### [ACTIVITY]
The expected output is a copy of every line in the records with the string "JSON".

### [SUPPLIED DATA]
━━━━━━━━━━

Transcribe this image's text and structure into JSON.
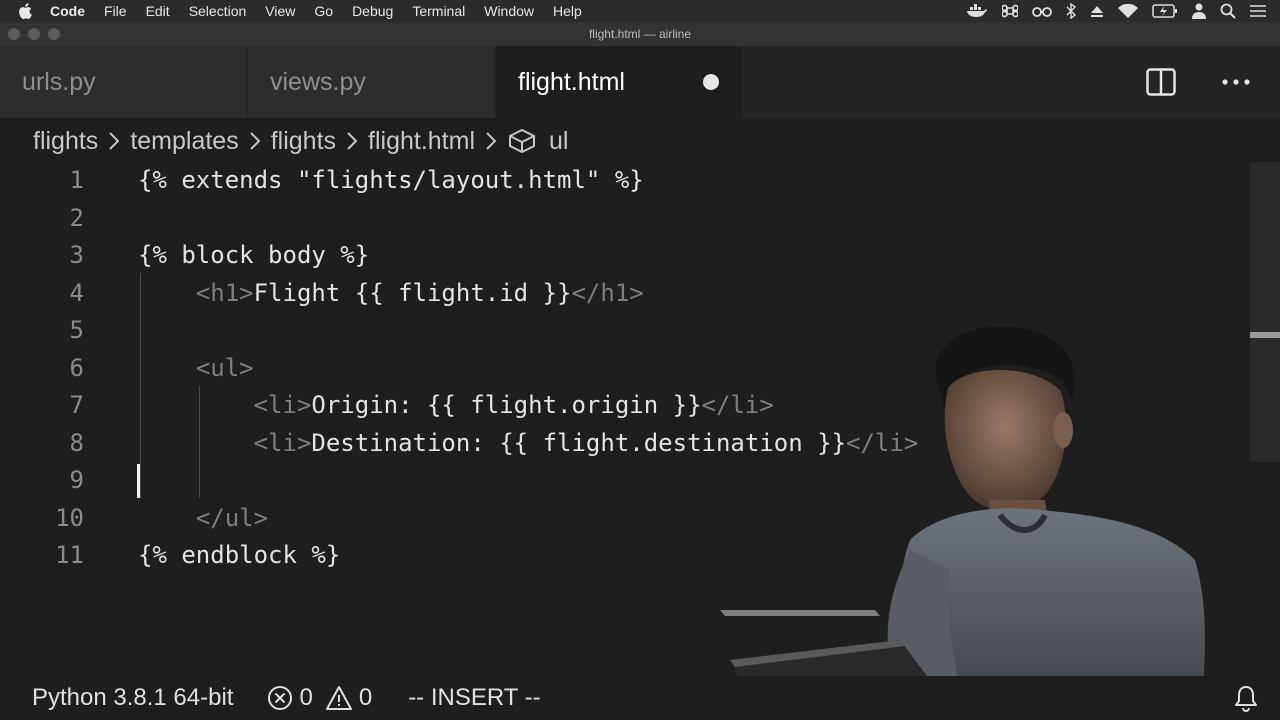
{
  "menubar": {
    "app_name": "Code",
    "items": [
      "File",
      "Edit",
      "Selection",
      "View",
      "Go",
      "Debug",
      "Terminal",
      "Window",
      "Help"
    ],
    "status_icons": [
      "docker-icon",
      "command-icon",
      "glasses-icon",
      "bluetooth-icon",
      "eject-icon",
      "wifi-icon",
      "battery-icon",
      "user-icon",
      "search-icon",
      "list-icon"
    ]
  },
  "window": {
    "title": "flight.html — airline"
  },
  "tabs": [
    {
      "label": "urls.py",
      "active": false,
      "dirty": false
    },
    {
      "label": "views.py",
      "active": false,
      "dirty": false
    },
    {
      "label": "flight.html",
      "active": true,
      "dirty": true
    }
  ],
  "tab_actions": [
    "split-editor-icon",
    "more-actions-icon"
  ],
  "breadcrumb": [
    "flights",
    "templates",
    "flights",
    "flight.html",
    "ul"
  ],
  "editor": {
    "lines": [
      {
        "n": "1",
        "segments": [
          {
            "t": "{% extends \"flights/layout.html\" %}",
            "c": "tpl"
          }
        ]
      },
      {
        "n": "2",
        "segments": []
      },
      {
        "n": "3",
        "segments": [
          {
            "t": "{% block body %}",
            "c": "tpl"
          }
        ]
      },
      {
        "n": "4",
        "segments": [
          {
            "t": "    ",
            "c": "tpl"
          },
          {
            "t": "<h1>",
            "c": "tagc"
          },
          {
            "t": "Flight {{ flight.id }}",
            "c": "tpl"
          },
          {
            "t": "</h1>",
            "c": "tagc"
          }
        ]
      },
      {
        "n": "5",
        "segments": []
      },
      {
        "n": "6",
        "segments": [
          {
            "t": "    ",
            "c": "tpl"
          },
          {
            "t": "<ul>",
            "c": "tagc"
          }
        ]
      },
      {
        "n": "7",
        "segments": [
          {
            "t": "        ",
            "c": "tpl"
          },
          {
            "t": "<li>",
            "c": "tagc"
          },
          {
            "t": "Origin: {{ flight.origin }}",
            "c": "tpl"
          },
          {
            "t": "</li>",
            "c": "tagc"
          }
        ]
      },
      {
        "n": "8",
        "segments": [
          {
            "t": "        ",
            "c": "tpl"
          },
          {
            "t": "<li>",
            "c": "tagc"
          },
          {
            "t": "Destination: {{ flight.destination }}",
            "c": "tpl"
          },
          {
            "t": "</li>",
            "c": "tagc"
          }
        ]
      },
      {
        "n": "9",
        "segments": []
      },
      {
        "n": "10",
        "segments": [
          {
            "t": "    ",
            "c": "tpl"
          },
          {
            "t": "</ul>",
            "c": "tagc"
          }
        ]
      },
      {
        "n": "11",
        "segments": [
          {
            "t": "{% endblock %}",
            "c": "tpl"
          }
        ]
      }
    ],
    "cursor_line": 9
  },
  "statusbar": {
    "python": "Python 3.8.1 64-bit",
    "errors": "0",
    "warnings": "0",
    "mode": "-- INSERT --"
  },
  "colors": {
    "editor_bg": "#1e1e1e",
    "tab_inactive_bg": "#2d2d2d",
    "tag_gray": "#7f7f7f",
    "text": "#e4e4e4"
  }
}
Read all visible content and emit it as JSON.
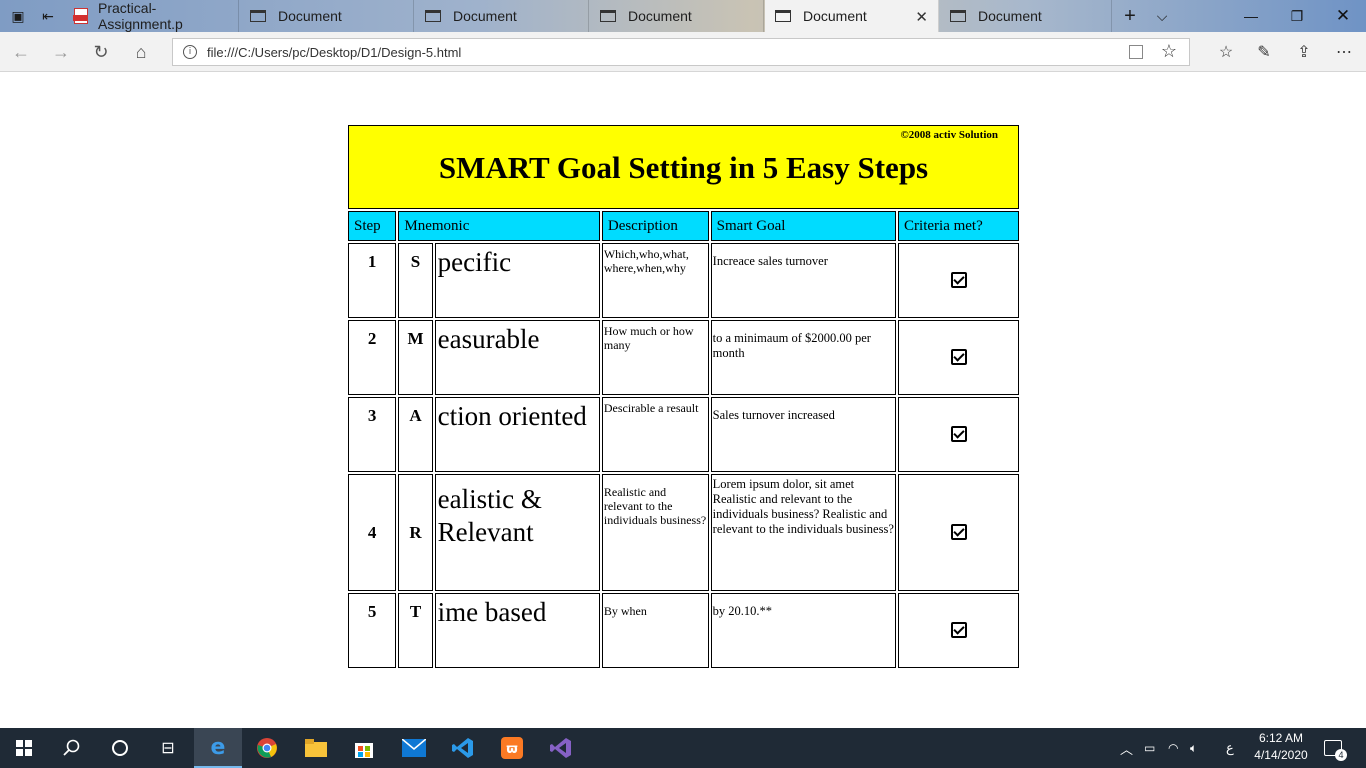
{
  "browser": {
    "tabs": [
      {
        "title": "Practical-Assignment.p",
        "icon": "pdf-icon",
        "active": false
      },
      {
        "title": "Document",
        "icon": "document-icon",
        "active": false
      },
      {
        "title": "Document",
        "icon": "document-icon",
        "active": false
      },
      {
        "title": "Document",
        "icon": "document-icon",
        "active": false
      },
      {
        "title": "Document",
        "icon": "document-icon",
        "active": true
      },
      {
        "title": "Document",
        "icon": "document-icon",
        "active": false
      }
    ],
    "url": "file:///C:/Users/pc/Desktop/D1/Design-5.html"
  },
  "page": {
    "copyright": "©2008 activ Solution",
    "title": "SMART Goal Setting in 5 Easy Steps",
    "headers": [
      "Step",
      "Mnemonic",
      "Description",
      "Smart Goal",
      "Criteria met?"
    ],
    "rows": [
      {
        "step": "1",
        "letter": "S",
        "word": "pecific",
        "description": "Which,who,what, where,when,why",
        "goal": "Increace sales turnover",
        "met": true
      },
      {
        "step": "2",
        "letter": "M",
        "word": "easurable",
        "description": "How much or how many",
        "goal": "to a minimaum of $2000.00 per month",
        "met": true
      },
      {
        "step": "3",
        "letter": "A",
        "word": "ction oriented",
        "description": "Descirable a resault",
        "goal": "Sales turnover increased",
        "met": true
      },
      {
        "step": "4",
        "letter": "R",
        "word": "ealistic & Relevant",
        "description": "Realistic and relevant to the individuals business?",
        "goal": "Lorem ipsum dolor, sit amet Realistic and relevant to the individuals business? Realistic and relevant to the individuals business?",
        "met": true
      },
      {
        "step": "5",
        "letter": "T",
        "word": "ime based",
        "description": "By when",
        "goal": "by 20.10.**",
        "met": true
      }
    ]
  },
  "taskbar": {
    "time": "6:12 AM",
    "date": "4/14/2020",
    "notifications": "4",
    "language": "ع"
  },
  "colors": {
    "header_bg": "#ffff00",
    "column_header_bg": "#00dcff",
    "taskbar_bg": "#1f2a36"
  }
}
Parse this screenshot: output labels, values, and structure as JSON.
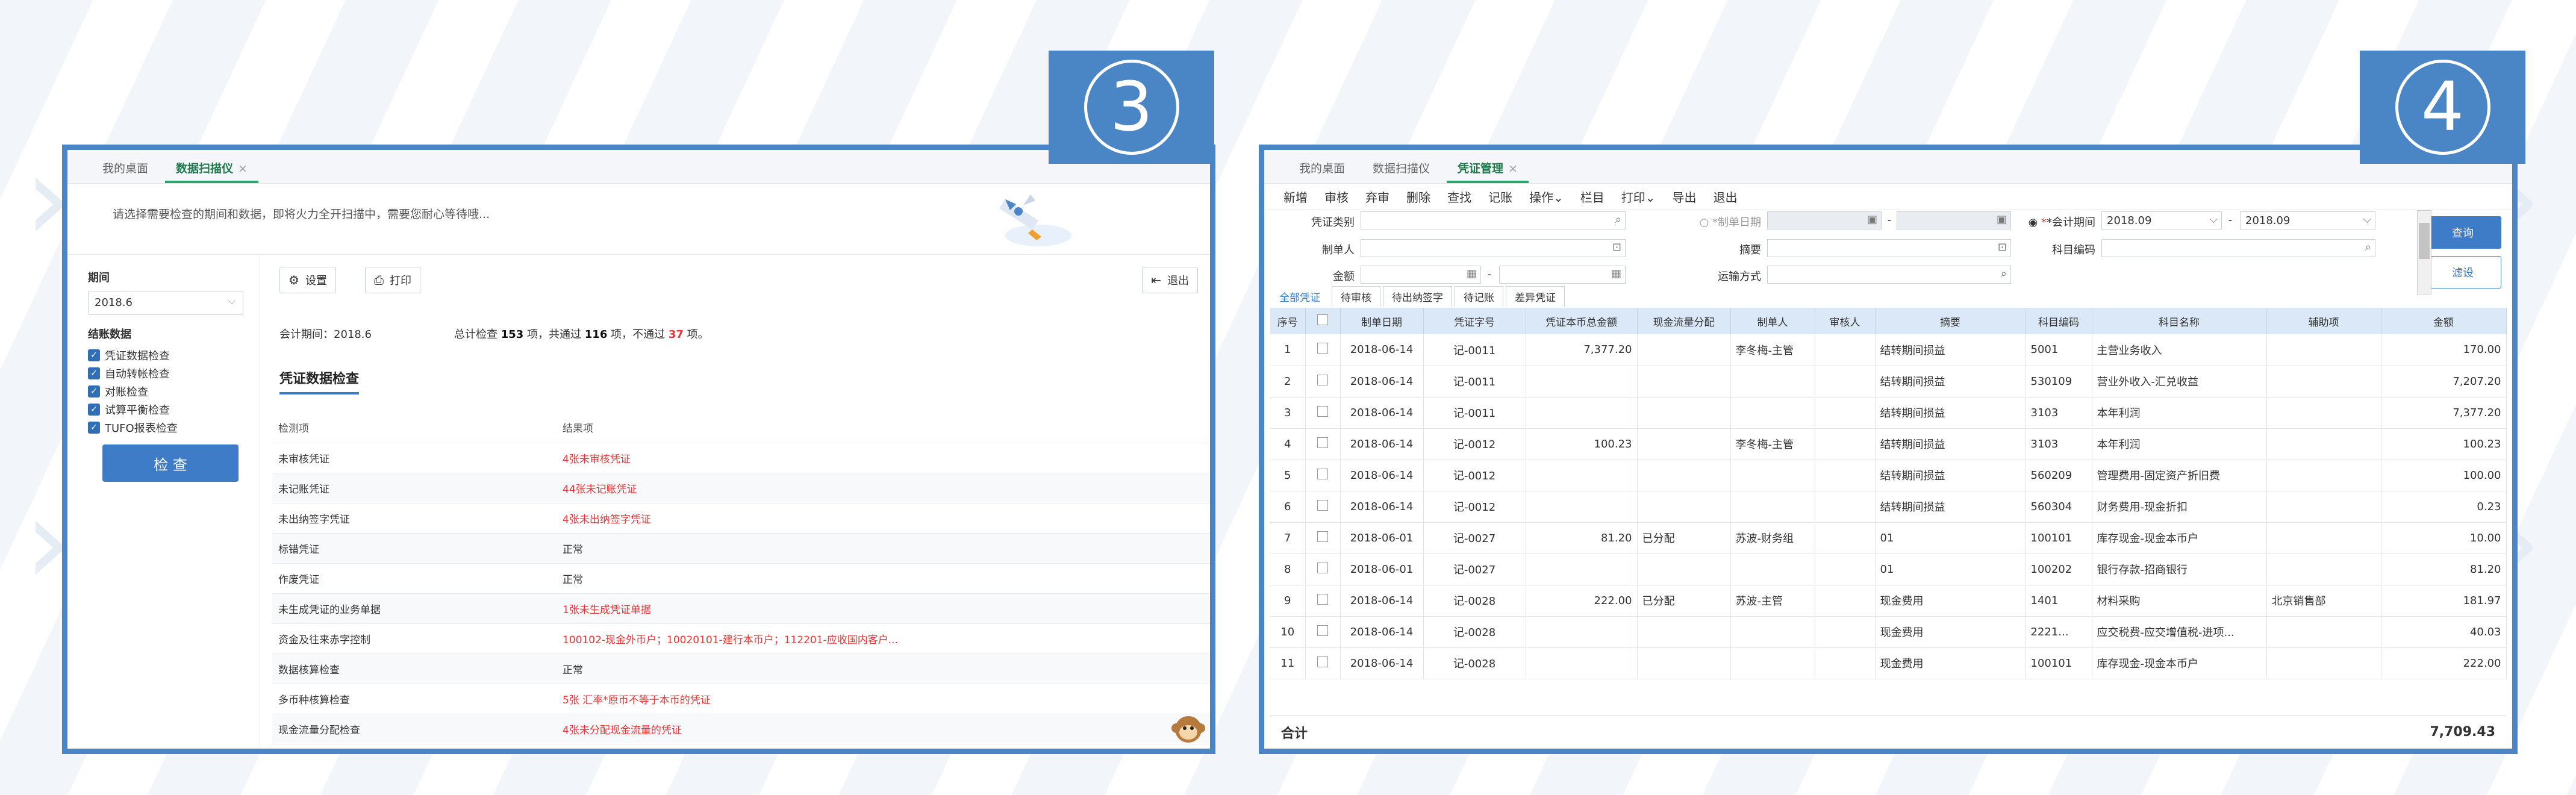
{
  "panel3": {
    "badge": "3",
    "tabs": [
      {
        "label": "我的桌面"
      },
      {
        "label": "数据扫描仪",
        "close": "×"
      }
    ],
    "notice": "请选择需要检查的期间和数据，即将火力全开扫描中，需要您耐心等待哦...",
    "period_label": "期间",
    "period_value": "2018.6",
    "data_label": "结账数据",
    "checks": [
      "凭证数据检查",
      "自动转帐检查",
      "对账检查",
      "试算平衡检查",
      "TUFO报表检查"
    ],
    "check_button": "检 查",
    "settings_button": "设置",
    "print_button": "打印",
    "exit_button": "退出",
    "accounting_period": "会计期间：2018.6",
    "summary_pre": "总计检查",
    "summary_total": "153",
    "summary_mid1": "项，共通过",
    "summary_pass": "116",
    "summary_mid2": "项，不通过",
    "summary_fail": "37",
    "summary_post": "项。",
    "section_title": "凭证数据检查",
    "table_headers": [
      "检测项",
      "结果项"
    ],
    "rows": [
      {
        "item": "未审核凭证",
        "result": "4张未审核凭证",
        "status": "red"
      },
      {
        "item": "未记账凭证",
        "result": "44张未记账凭证",
        "status": "red"
      },
      {
        "item": "未出纳签字凭证",
        "result": "4张未出纳签字凭证",
        "status": "red"
      },
      {
        "item": "标错凭证",
        "result": "正常",
        "status": "ok"
      },
      {
        "item": "作废凭证",
        "result": "正常",
        "status": "ok"
      },
      {
        "item": "未生成凭证的业务单据",
        "result": "1张未生成凭证单据",
        "status": "red"
      },
      {
        "item": "资金及往来赤字控制",
        "result": "100102-现金外币户；10020101-建行本币户；112201-应收国内客户...",
        "status": "red"
      },
      {
        "item": "数据核算检查",
        "result": "正常",
        "status": "ok"
      },
      {
        "item": "多币种核算检查",
        "result": "5张 汇率*原币不等于本币的凭证",
        "status": "red"
      },
      {
        "item": "现金流量分配检查",
        "result": "4张未分配现金流量的凭证",
        "status": "red"
      }
    ]
  },
  "panel4": {
    "badge": "4",
    "tabs": [
      {
        "label": "我的桌面"
      },
      {
        "label": "数据扫描仪"
      },
      {
        "label": "凭证管理",
        "close": "×"
      }
    ],
    "menu": [
      "新增",
      "审核",
      "弃审",
      "删除",
      "查找",
      "记账",
      "操作⌄",
      "栏目",
      "打印⌄",
      "导出",
      "退出"
    ],
    "filter": {
      "voucher_type_label": "凭证类别",
      "maker_label": "制单人",
      "amount_label": "金额",
      "make_date_label": "*制单日期",
      "summary_label": "摘要",
      "transport_label": "运输方式",
      "acct_period_label": "*会计期间",
      "acct_period_from": "2018.09",
      "acct_period_to": "2018.09",
      "subject_code_label": "科目编码",
      "dash": "-",
      "query_button": "查询",
      "filter_button": "滤设"
    },
    "voucher_tabs": [
      "全部凭证",
      "待审核",
      "待出纳签字",
      "待记账",
      "差异凭证"
    ],
    "headers": [
      "序号",
      "",
      "制单日期",
      "凭证字号",
      "凭证本币总金额",
      "现金流量分配",
      "制单人",
      "审核人",
      "摘要",
      "科目编码",
      "科目名称",
      "辅助项",
      "金额"
    ],
    "rows": [
      {
        "no": "1",
        "date": "2018-06-14",
        "vno": "记-0011",
        "total": "7,377.20",
        "cash": "",
        "maker": "李冬梅-主管",
        "auditor": "",
        "summary": "结转期间损益",
        "code": "5001",
        "name": "主营业务收入",
        "aux": "",
        "amt": "170.00"
      },
      {
        "no": "2",
        "date": "2018-06-14",
        "vno": "记-0011",
        "total": "",
        "cash": "",
        "maker": "",
        "auditor": "",
        "summary": "结转期间损益",
        "code": "530109",
        "name": "营业外收入-汇兑收益",
        "aux": "",
        "amt": "7,207.20"
      },
      {
        "no": "3",
        "date": "2018-06-14",
        "vno": "记-0011",
        "total": "",
        "cash": "",
        "maker": "",
        "auditor": "",
        "summary": "结转期间损益",
        "code": "3103",
        "name": "本年利润",
        "aux": "",
        "amt": "7,377.20"
      },
      {
        "no": "4",
        "date": "2018-06-14",
        "vno": "记-0012",
        "total": "100.23",
        "cash": "",
        "maker": "李冬梅-主管",
        "auditor": "",
        "summary": "结转期间损益",
        "code": "3103",
        "name": "本年利润",
        "aux": "",
        "amt": "100.23"
      },
      {
        "no": "5",
        "date": "2018-06-14",
        "vno": "记-0012",
        "total": "",
        "cash": "",
        "maker": "",
        "auditor": "",
        "summary": "结转期间损益",
        "code": "560209",
        "name": "管理费用-固定资产折旧费",
        "aux": "",
        "amt": "100.00"
      },
      {
        "no": "6",
        "date": "2018-06-14",
        "vno": "记-0012",
        "total": "",
        "cash": "",
        "maker": "",
        "auditor": "",
        "summary": "结转期间损益",
        "code": "560304",
        "name": "财务费用-现金折扣",
        "aux": "",
        "amt": "0.23"
      },
      {
        "no": "7",
        "date": "2018-06-01",
        "vno": "记-0027",
        "total": "81.20",
        "cash": "已分配",
        "maker": "苏波-财务组",
        "auditor": "",
        "summary": "01",
        "code": "100101",
        "name": "库存现金-现金本币户",
        "aux": "",
        "amt": "10.00"
      },
      {
        "no": "8",
        "date": "2018-06-01",
        "vno": "记-0027",
        "total": "",
        "cash": "",
        "maker": "",
        "auditor": "",
        "summary": "01",
        "code": "100202",
        "name": "银行存款-招商银行",
        "aux": "",
        "amt": "81.20"
      },
      {
        "no": "9",
        "date": "2018-06-14",
        "vno": "记-0028",
        "total": "222.00",
        "cash": "已分配",
        "maker": "苏波-主管",
        "auditor": "",
        "summary": "现金费用",
        "code": "1401",
        "name": "材料采购",
        "aux": "北京销售部",
        "amt": "181.97"
      },
      {
        "no": "10",
        "date": "2018-06-14",
        "vno": "记-0028",
        "total": "",
        "cash": "",
        "maker": "",
        "auditor": "",
        "summary": "现金费用",
        "code": "2221...",
        "name": "应交税费-应交增值税-进项...",
        "aux": "",
        "amt": "40.03"
      },
      {
        "no": "11",
        "date": "2018-06-14",
        "vno": "记-0028",
        "total": "",
        "cash": "",
        "maker": "",
        "auditor": "",
        "summary": "现金费用",
        "code": "100101",
        "name": "库存现金-现金本币户",
        "aux": "",
        "amt": "222.00"
      }
    ],
    "total_label": "合计",
    "total_value": "7,709.43"
  }
}
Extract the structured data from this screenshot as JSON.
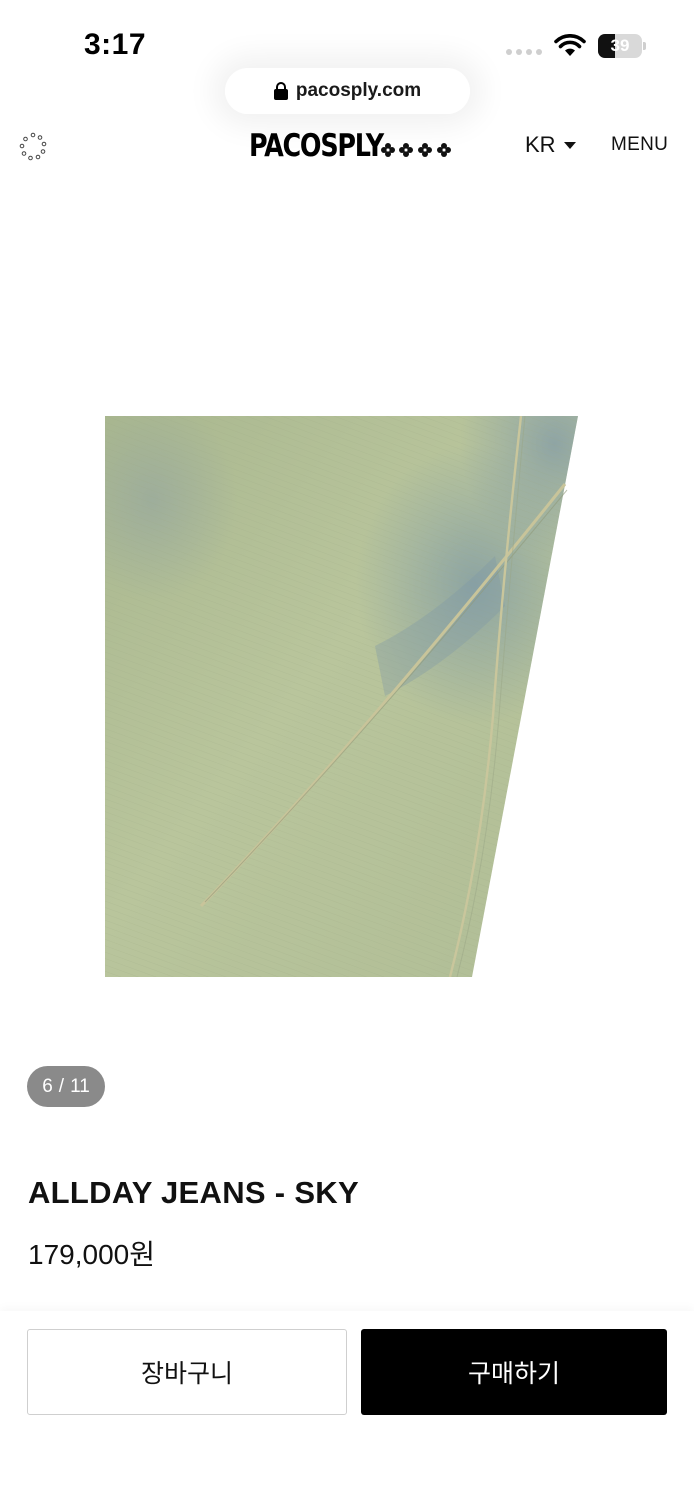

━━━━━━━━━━

### [TASK RESULT]
Transcribe this image's text and structure into JSON.
Read all visible content and emit it as JSON.
Parse this screenshot: output labels, values, and structure as JSON.
Extract the structured data from this screenshot as JSON.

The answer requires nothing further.